Problem to solve:
A word-for-word restatement of all the records is the required answer.

Start of Data under study

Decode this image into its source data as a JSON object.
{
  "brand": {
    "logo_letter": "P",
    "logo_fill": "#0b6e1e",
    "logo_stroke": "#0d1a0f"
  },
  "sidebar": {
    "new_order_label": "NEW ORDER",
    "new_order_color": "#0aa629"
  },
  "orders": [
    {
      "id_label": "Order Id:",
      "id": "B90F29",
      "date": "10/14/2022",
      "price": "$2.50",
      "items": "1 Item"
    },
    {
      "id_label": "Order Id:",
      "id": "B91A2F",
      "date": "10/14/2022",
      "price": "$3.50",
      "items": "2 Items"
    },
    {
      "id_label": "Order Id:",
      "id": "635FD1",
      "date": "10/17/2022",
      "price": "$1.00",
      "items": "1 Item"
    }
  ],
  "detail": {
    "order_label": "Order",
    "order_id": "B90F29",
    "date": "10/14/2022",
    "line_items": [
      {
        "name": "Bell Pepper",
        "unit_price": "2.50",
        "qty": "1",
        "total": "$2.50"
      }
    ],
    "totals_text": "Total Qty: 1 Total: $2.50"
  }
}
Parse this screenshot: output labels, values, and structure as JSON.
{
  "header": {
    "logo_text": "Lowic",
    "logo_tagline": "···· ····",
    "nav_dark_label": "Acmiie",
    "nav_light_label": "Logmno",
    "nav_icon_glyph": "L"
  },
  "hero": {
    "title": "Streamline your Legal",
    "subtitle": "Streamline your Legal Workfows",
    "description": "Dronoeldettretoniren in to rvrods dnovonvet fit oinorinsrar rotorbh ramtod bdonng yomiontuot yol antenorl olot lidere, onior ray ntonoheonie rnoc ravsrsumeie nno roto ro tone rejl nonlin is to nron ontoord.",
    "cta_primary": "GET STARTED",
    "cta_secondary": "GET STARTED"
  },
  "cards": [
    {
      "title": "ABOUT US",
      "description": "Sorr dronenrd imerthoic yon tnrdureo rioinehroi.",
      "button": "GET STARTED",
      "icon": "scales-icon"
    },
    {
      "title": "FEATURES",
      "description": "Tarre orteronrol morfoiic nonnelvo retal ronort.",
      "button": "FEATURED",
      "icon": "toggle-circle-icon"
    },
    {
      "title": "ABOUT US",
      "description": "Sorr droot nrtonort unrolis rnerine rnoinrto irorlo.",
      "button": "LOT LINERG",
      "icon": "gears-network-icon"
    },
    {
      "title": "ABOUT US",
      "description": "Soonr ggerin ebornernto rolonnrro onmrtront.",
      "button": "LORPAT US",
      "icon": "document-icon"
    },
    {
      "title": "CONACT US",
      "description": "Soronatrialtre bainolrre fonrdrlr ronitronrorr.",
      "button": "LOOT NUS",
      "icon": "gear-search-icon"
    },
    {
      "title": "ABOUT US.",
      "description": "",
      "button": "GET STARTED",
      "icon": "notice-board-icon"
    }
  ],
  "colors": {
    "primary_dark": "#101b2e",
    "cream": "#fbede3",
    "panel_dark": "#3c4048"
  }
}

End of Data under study

Solution for this task:
Decode this image into its source data as a JSON object.
{
  "brand": {
    "logo_letter": "P",
    "logo_fill": "#0b6e1e",
    "logo_stroke": "#0d1a0f"
  },
  "sidebar": {
    "new_order_label": "NEW ORDER",
    "new_order_color": "#0aa629"
  },
  "orders": [
    {
      "id_label": "Order Id:",
      "id": "B90F29",
      "date": "10/14/2022",
      "price": "$2.50",
      "items": "1 Item"
    },
    {
      "id_label": "Order Id:",
      "id": "B91A2F",
      "date": "10/14/2022",
      "price": "$3.50",
      "items": "2 Items"
    },
    {
      "id_label": "Order Id:",
      "id": "635FD1",
      "date": "10/17/2022",
      "price": "$1.00",
      "items": "1 Item"
    }
  ],
  "detail": {
    "order_label": "Order",
    "order_id": "B90F29",
    "date": "10/14/2022",
    "line_items": [
      {
        "name": "Bell Pepper",
        "unit_price": "2.50",
        "qty": "1",
        "total": "$2.50"
      }
    ],
    "totals_text": "Total Qty: 1 Total: $2.50"
  }
}
Parse this screenshot: output labels, values, and structure as JSON.
{
  "header": {
    "logo_text": "Lowic",
    "logo_tagline": "···· ····",
    "nav_dark_label": "Acmiie",
    "nav_light_label": "Logmno",
    "nav_icon_glyph": "L"
  },
  "hero": {
    "title": "Streamline your Legal",
    "subtitle": "Streamline your Legal Workfows",
    "description": "Dronoeldettretoniren in to rvrods dnovonvet fit oinorinsrar rotorbh ramtod bdonng yomiontuot yol antenorl olot lidere, onior ray ntonoheonie rnoc ravsrsumeie nno roto ro tone rejl nonlin is to nron ontoord.",
    "cta_primary": "GET STARTED",
    "cta_secondary": "GET STARTED"
  },
  "cards": [
    {
      "title": "ABOUT US",
      "description": "Sorr dronenrd imerthoic yon tnrdureo rioinehroi.",
      "button": "GET STARTED",
      "icon": "scales-icon"
    },
    {
      "title": "FEATURES",
      "description": "Tarre orteronrol morfoiic nonnelvo retal ronort.",
      "button": "FEATURED",
      "icon": "toggle-circle-icon"
    },
    {
      "title": "ABOUT US",
      "description": "Sorr droot nrtonort unrolis rnerine rnoinrto irorlo.",
      "button": "LOT LINERG",
      "icon": "gears-network-icon"
    },
    {
      "title": "ABOUT US",
      "description": "Soonr ggerin ebornernto rolonnrro onmrtront.",
      "button": "LORPAT US",
      "icon": "document-icon"
    },
    {
      "title": "CONACT US",
      "description": "Soronatrialtre bainolrre fonrdrlr ronitronrorr.",
      "button": "LOOT NUS",
      "icon": "gear-search-icon"
    },
    {
      "title": "ABOUT US.",
      "description": "",
      "button": "GET STARTED",
      "icon": "notice-board-icon"
    }
  ],
  "colors": {
    "primary_dark": "#101b2e",
    "cream": "#fbede3",
    "panel_dark": "#3c4048"
  }
}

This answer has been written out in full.